On February 2017, forty seven African youth attended the MasterCard Foundation’s Young Africa Works Summit (YAW2017) in Kigali, Rwanda. Fourteen of those youth delegates were selected to receive 12 months of mentoring from senior delegates attending the Summit.
Over the last three months, these youth mentees have started forming relationships with their mentors who will support and challenge them during this year to take their next steps in their lives and careers. We’ve asked the mentees to reflect on what they have learned since the Young Africa Work’s Summit.
Since the Young Africa Works Summit 2017 (YAW 2017) and post my graduation ,I have been asking myself why youth should be involved in agriculture.
YAW 2017 was the first event I met a lot of youth sharing the same love passion foragriculture. Although I found the YAW youth delegates too convinced about the need and the role of youth, especially those with good education, in agrifood systems, it was also an open discussion for me on why other youth we all know of don’t find agriculture as a promising sector.
Post the Summit, I am still very excited about the huge support and available resources youth can take advantage of be it individually mentors, regionally and internationally especially with the organizations that are interested in facilitating the youth in picking up a career in agriculture. When I decided to start my company “Real Green Gold Ltd
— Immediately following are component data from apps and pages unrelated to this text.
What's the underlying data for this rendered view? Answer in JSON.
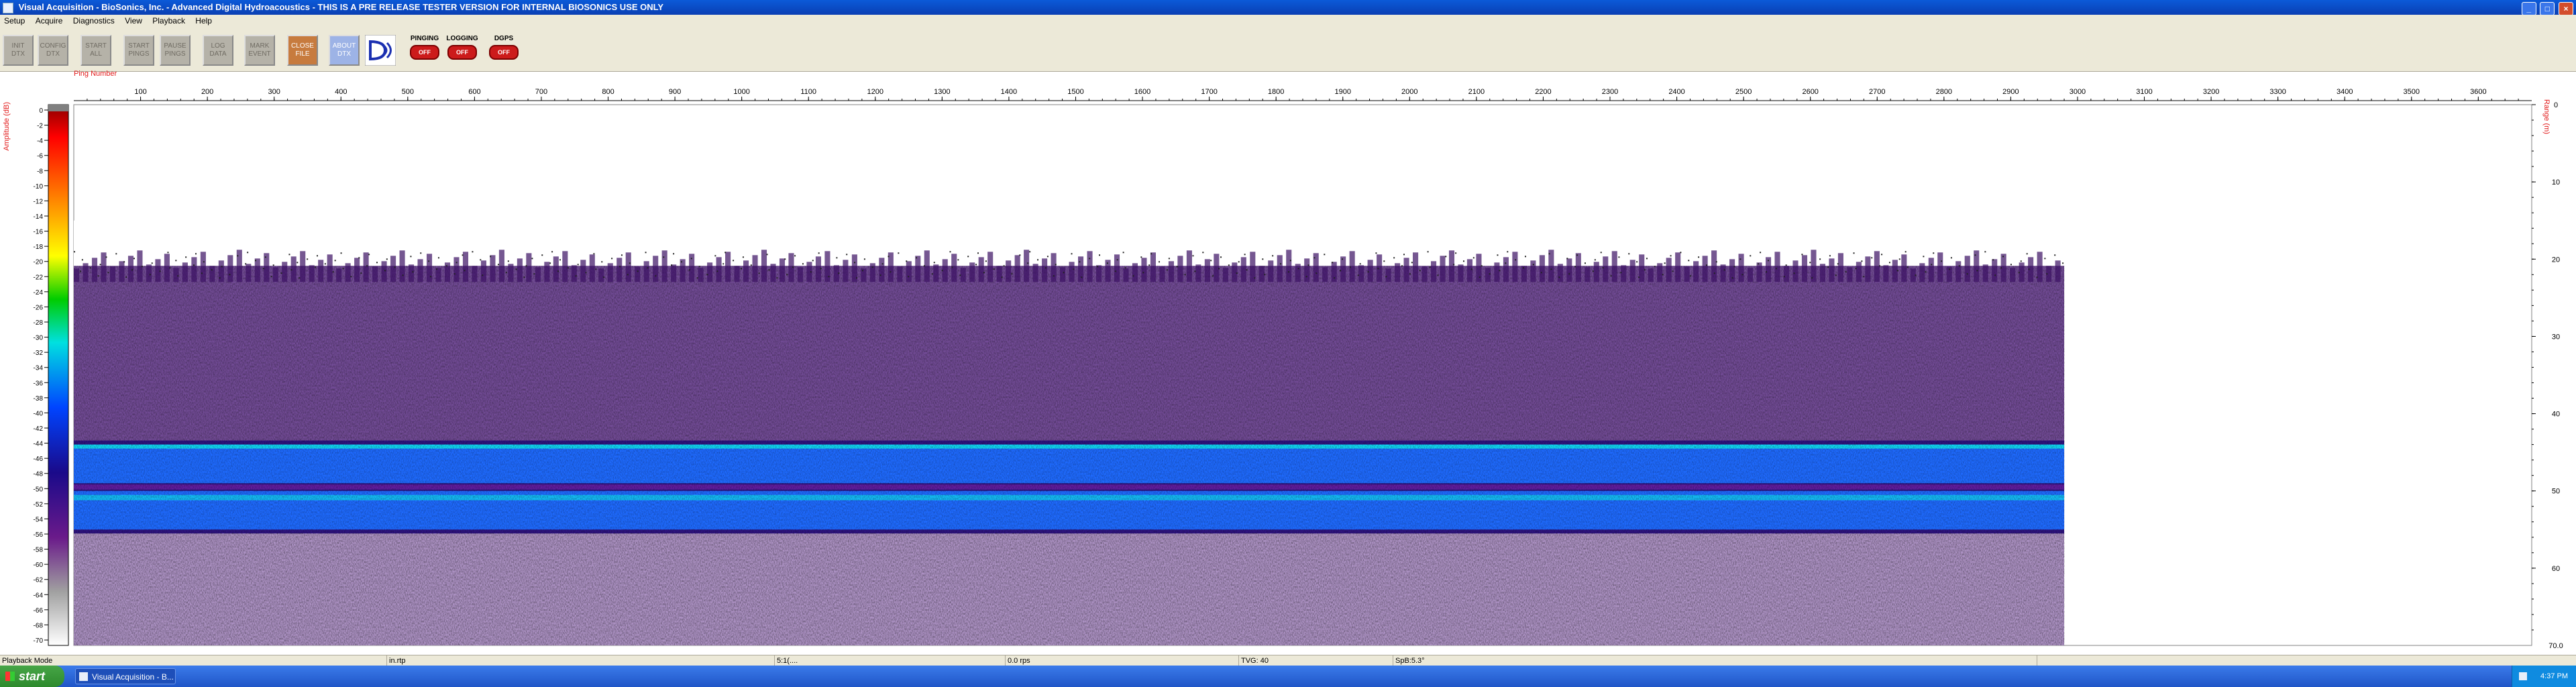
{
  "window": {
    "title": "Visual Acquisition - BioSonics, Inc. - Advanced Digital Hydroacoustics - THIS IS A PRE RELEASE TESTER VERSION FOR INTERNAL BIOSONICS USE ONLY",
    "minimize": "_",
    "maximize": "□",
    "close": "×"
  },
  "menu": [
    "Setup",
    "Acquire",
    "Diagnostics",
    "View",
    "Playback",
    "Help"
  ],
  "toolbar": {
    "buttons": [
      {
        "line1": "INIT",
        "line2": "DTX"
      },
      {
        "line1": "CONFIG",
        "line2": "DTX"
      },
      {
        "line1": "START",
        "line2": "ALL"
      },
      {
        "line1": "START",
        "line2": "PINGS"
      },
      {
        "line1": "PAUSE",
        "line2": "PINGS"
      },
      {
        "line1": "LOG",
        "line2": "DATA"
      },
      {
        "line1": "MARK",
        "line2": "EVENT"
      },
      {
        "line1": "CLOSE",
        "line2": "FILE"
      },
      {
        "line1": "ABOUT",
        "line2": "DTX"
      }
    ],
    "indicators": [
      {
        "label": "PINGING",
        "state": "OFF"
      },
      {
        "label": "LOGGING",
        "state": "OFF"
      },
      {
        "label": "DGPS",
        "state": "OFF"
      }
    ]
  },
  "echogram": {
    "x_axis_title": "Ping Number",
    "y_left_title": "Amplitude (dB)",
    "y_right_title": "Range (m)",
    "x_ticks": [
      100,
      200,
      300,
      400,
      500,
      600,
      700,
      800,
      900,
      1000,
      1100,
      1200,
      1300,
      1400,
      1500,
      1600,
      1700,
      1800,
      1900,
      2000,
      2100,
      2200,
      2300,
      2400,
      2500,
      2600,
      2700,
      2800,
      2900,
      3000,
      3100,
      3200,
      3300,
      3400,
      3500,
      3600
    ],
    "x_range": [
      0,
      3680
    ],
    "data_pings": 2980,
    "amplitude_ticks": [
      0,
      -2,
      -4,
      -6,
      -8,
      -10,
      -12,
      -14,
      -16,
      -18,
      -20,
      -22,
      -24,
      -26,
      -28,
      -30,
      -32,
      -34,
      -36,
      -38,
      -40,
      -42,
      -44,
      -46,
      -48,
      -50,
      -52,
      -54,
      -56,
      -58,
      -60,
      -62,
      -64,
      -66,
      -68,
      -70
    ],
    "amplitude_range": [
      0,
      -70
    ],
    "range_ticks": [
      0,
      10,
      20,
      30,
      40,
      50,
      60
    ],
    "range_end_label": "70.0",
    "range_max": 70,
    "surface_noise_top_m": 20,
    "band_upper_m": [
      44,
      49
    ],
    "band_lower_m": [
      50,
      55
    ]
  },
  "status_bar": [
    {
      "text": "Playback Mode"
    },
    {
      "text": "in.rtp"
    },
    {
      "text": "5:1(...."
    },
    {
      "text": "0.0 rps"
    },
    {
      "text": "TVG: 40"
    },
    {
      "text": "SpB:5.3°"
    },
    {
      "text": ""
    }
  ],
  "taskbar": {
    "start": "start",
    "task": "Visual Acquisition - B...",
    "clock": "4:37 PM"
  },
  "colors": {
    "titlebar": "#0a3fb3",
    "chrome": "#ece9d8",
    "axis_label": "#e21b1b",
    "echo_purple": "#5d1f8c",
    "echo_blue": "#1f6bff",
    "echo_cyan": "#11d4f2"
  }
}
” I had the hope to create an agribusiness franchise that would specialize in farming and sell agro-products with added value. This is vision I noticed I share with all agripreneurs I met at Summit, and it is a vision of transforming the ever subsistence farming sector in Africa into a business oriented and formal job creating opportunities. I had that vision and most of the people I shared it with as a business idea were very excited of how good it is but with no means on how to make it work.
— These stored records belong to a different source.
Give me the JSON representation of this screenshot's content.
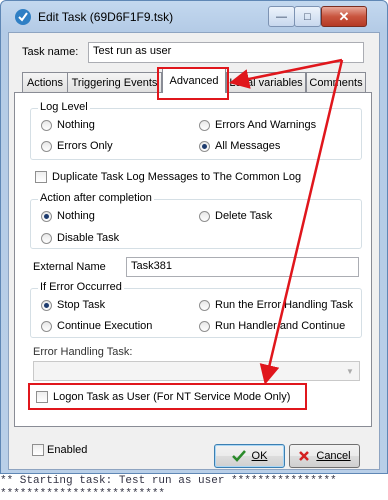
{
  "window": {
    "title": "Edit Task (69D6F1F9.tsk)",
    "minimize_glyph": "—",
    "maximize_glyph": "□",
    "close_glyph": "✕"
  },
  "task_name": {
    "label": "Task name:",
    "value": "Test run as user"
  },
  "tabs": [
    {
      "label": "Actions"
    },
    {
      "label": "Triggering Events"
    },
    {
      "label": "Advanced"
    },
    {
      "label": "Local variables"
    },
    {
      "label": "Comments"
    }
  ],
  "log_level": {
    "legend": "Log Level",
    "options": [
      "Nothing",
      "Errors And Warnings",
      "Errors Only",
      "All Messages"
    ],
    "selected": "All Messages"
  },
  "duplicate_log": {
    "label": "Duplicate Task Log Messages to The Common Log",
    "checked": false
  },
  "action_after": {
    "legend": "Action after completion",
    "options": [
      "Nothing",
      "Delete Task",
      "Disable Task"
    ],
    "selected": "Nothing"
  },
  "external_name": {
    "label": "External Name",
    "value": "Task381"
  },
  "if_error": {
    "legend": "If Error Occurred",
    "options": [
      "Stop Task",
      "Run the Error Handling Task",
      "Continue Execution",
      "Run Handler and Continue"
    ],
    "selected": "Stop Task"
  },
  "error_task": {
    "label": "Error Handling Task:",
    "value": ""
  },
  "logon_as_user": {
    "label": "Logon Task as User (For NT Service Mode Only)",
    "checked": false
  },
  "enabled": {
    "label": "Enabled",
    "checked": false
  },
  "buttons": {
    "ok": "OK",
    "cancel": "Cancel"
  },
  "log_lines": [
    "** Starting task: Test run as user ****************",
    "            *************************"
  ],
  "colors": {
    "annotation": "#e0161c",
    "window_frame": "#b9cfe8"
  }
}
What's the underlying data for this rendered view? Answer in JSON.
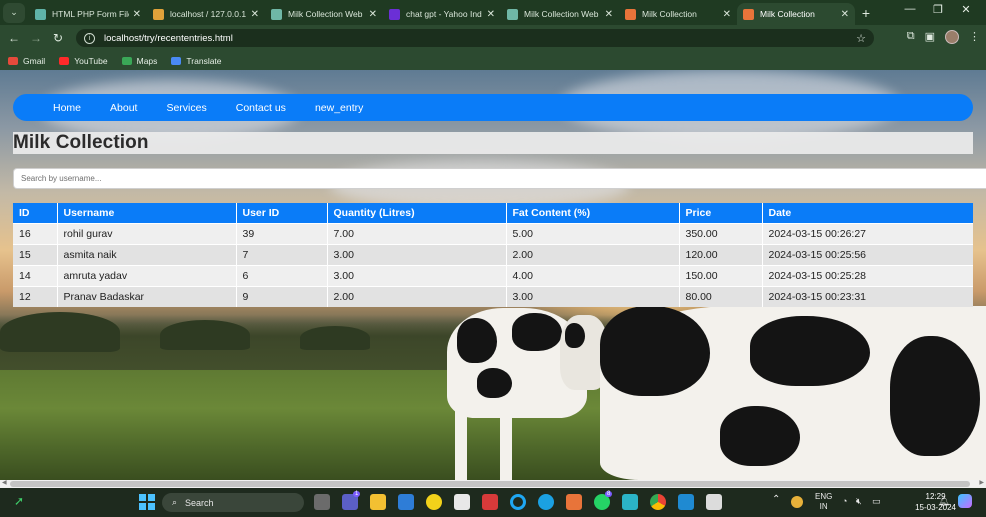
{
  "browser": {
    "tabs": [
      {
        "title": "HTML PHP Form File",
        "icon_color": "#5fb3a8",
        "active": false
      },
      {
        "title": "localhost / 127.0.0.1",
        "icon_color": "#e0a23a",
        "active": false
      },
      {
        "title": "Milk Collection Web",
        "icon_color": "#6fb7a6",
        "active": false
      },
      {
        "title": "chat gpt - Yahoo Ind",
        "icon_color": "#6b2fd6",
        "active": false
      },
      {
        "title": "Milk Collection Web",
        "icon_color": "#6fb7a6",
        "active": false
      },
      {
        "title": "Milk Collection",
        "icon_color": "#e8743a",
        "active": false
      },
      {
        "title": "Milk Collection",
        "icon_color": "#e8743a",
        "active": true
      }
    ],
    "tab_close_glyph": "✕",
    "new_tab_glyph": "+",
    "window_controls": {
      "minimize": "—",
      "restore": "❐",
      "close": "✕"
    },
    "address": "localhost/try/recententries.html",
    "bookmarks": [
      {
        "label": "Gmail",
        "icon_color": "#e64a3b"
      },
      {
        "label": "YouTube",
        "icon_color": "#ff2a2a"
      },
      {
        "label": "Maps",
        "icon_color": "#3aa757"
      },
      {
        "label": "Translate",
        "icon_color": "#4a8af4"
      }
    ]
  },
  "page": {
    "nav": [
      "Home",
      "About",
      "Services",
      "Contact us",
      "new_entry"
    ],
    "title": "Milk Collection",
    "search_placeholder": "Search by username...",
    "table": {
      "headers": [
        "ID",
        "Username",
        "User ID",
        "Quantity (Litres)",
        "Fat Content (%)",
        "Price",
        "Date"
      ],
      "rows": [
        [
          "16",
          "rohil gurav",
          "39",
          "7.00",
          "5.00",
          "350.00",
          "2024-03-15 00:26:27"
        ],
        [
          "15",
          "asmita naik",
          "7",
          "3.00",
          "2.00",
          "120.00",
          "2024-03-15 00:25:56"
        ],
        [
          "14",
          "amruta yadav",
          "6",
          "3.00",
          "4.00",
          "150.00",
          "2024-03-15 00:25:28"
        ],
        [
          "12",
          "Pranav Badaskar",
          "9",
          "2.00",
          "3.00",
          "80.00",
          "2024-03-15 00:23:31"
        ]
      ]
    },
    "colors": {
      "accent": "#0a7cf8"
    }
  },
  "taskbar": {
    "search_label": "Search",
    "language": "ENG",
    "region": "IN",
    "time": "12:29",
    "date": "15-03-2024",
    "badges": {
      "teams": "1",
      "whatsapp": "8"
    }
  }
}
This is the case of most youth who at first have nice ideas that can transform agriculture but get stuck because they believe that they don’t have enough resources, capital, etc. With the experience I have since my investment in youth entrepreneurship and the discussions we had during the Summit, I am very convinced that there is a need for developing a holistic movement of young agripreneurs like us to mobilize others on how to start small, learn by doing and grow big. It is with that hope that I started and since my participation in the YPARD workshop at the YAW 2017, I have leanrt how to be assertive and how to effectively communicate my dreams.
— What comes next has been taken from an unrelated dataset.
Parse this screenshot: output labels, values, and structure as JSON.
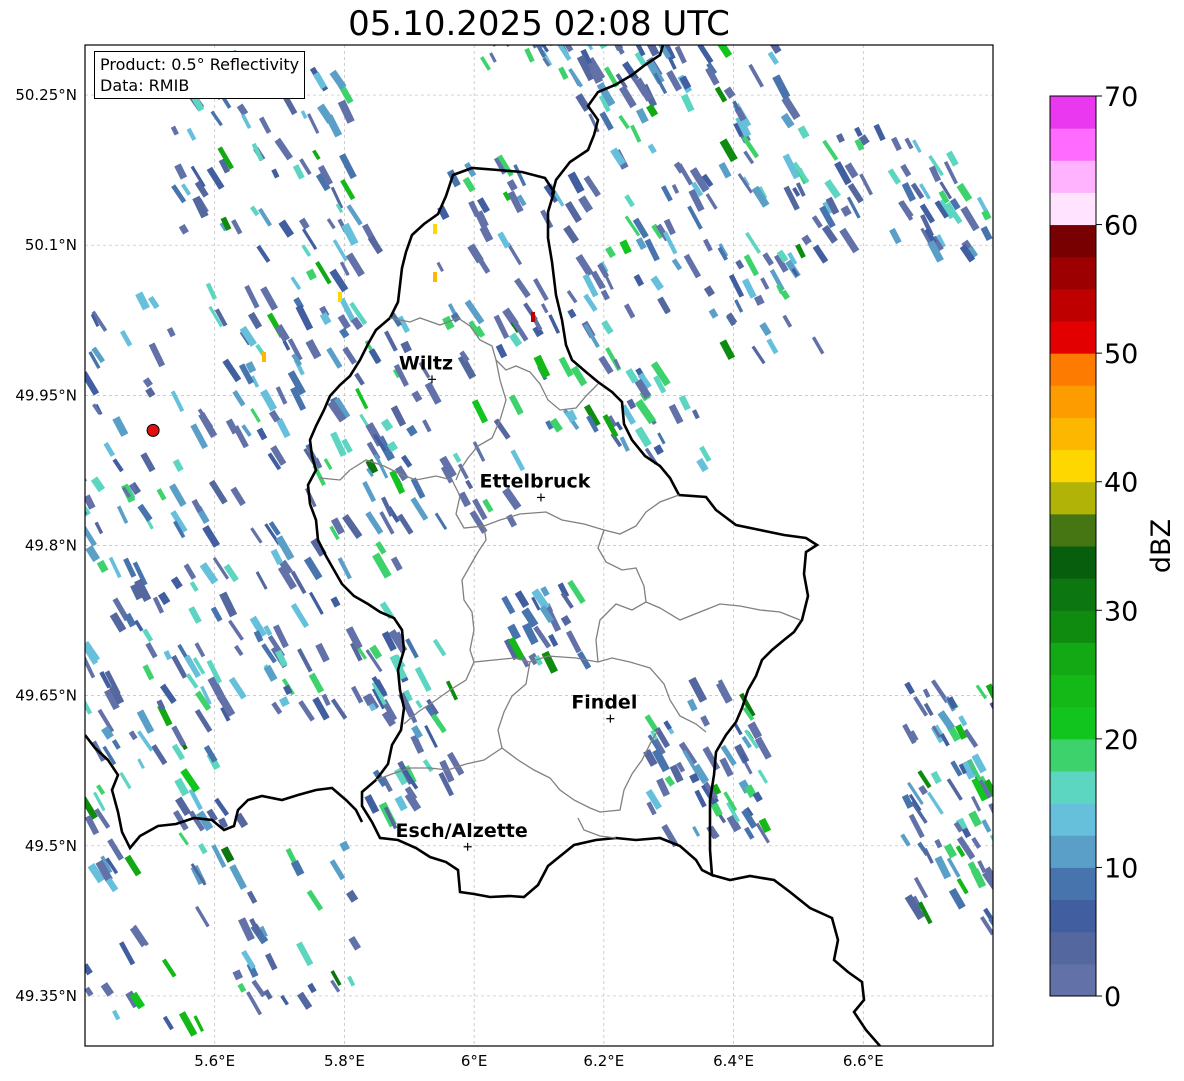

I am also excited to be supported by Dianne Cornes my mentor and having her encouragement and herwords of advise from her years of experience with youth entrepreneurship is the best I could ever ask for. This in turn makes me believe inhelping more youth to be involved in agriculture and assuch, mentorship should be supported and expanded to a level that every young agripreneur finds an opportunity to be mentored by an experienced adult.
I have learnt how to engage and manage my social network through the lessons learnt during the mentorship exercise. This supports what I learnt from meeting Tony O. Elumelu the founder of Tony Elumelu Foundation during his meetup with TEF 2017 entrepreneurs in Kigali. His pan-Africanism vision of transforming Africa by making our generation fishermen rather than being given fish got me thinking of how young agripreneurs can build multibillion companies that are able to transform the huge production from African farms to also sell to our African market rather than exporting our products as raw material and import it again as finished products.
I believe, Africa is our market for our finished products and the resources to produce, and my dream now is to see a vibrant movement of agripreneurs taking the lead to use this opportunity and serve our continent by creating jobs and feeding the world sustainably. For we now have the privilege other generations never had like being mentored online and the open knowledge we can access through ICT.
I am still looking forward to see more youth entering this fast growing sector with more creativity and innovation to transform the way agriculture is been perceived.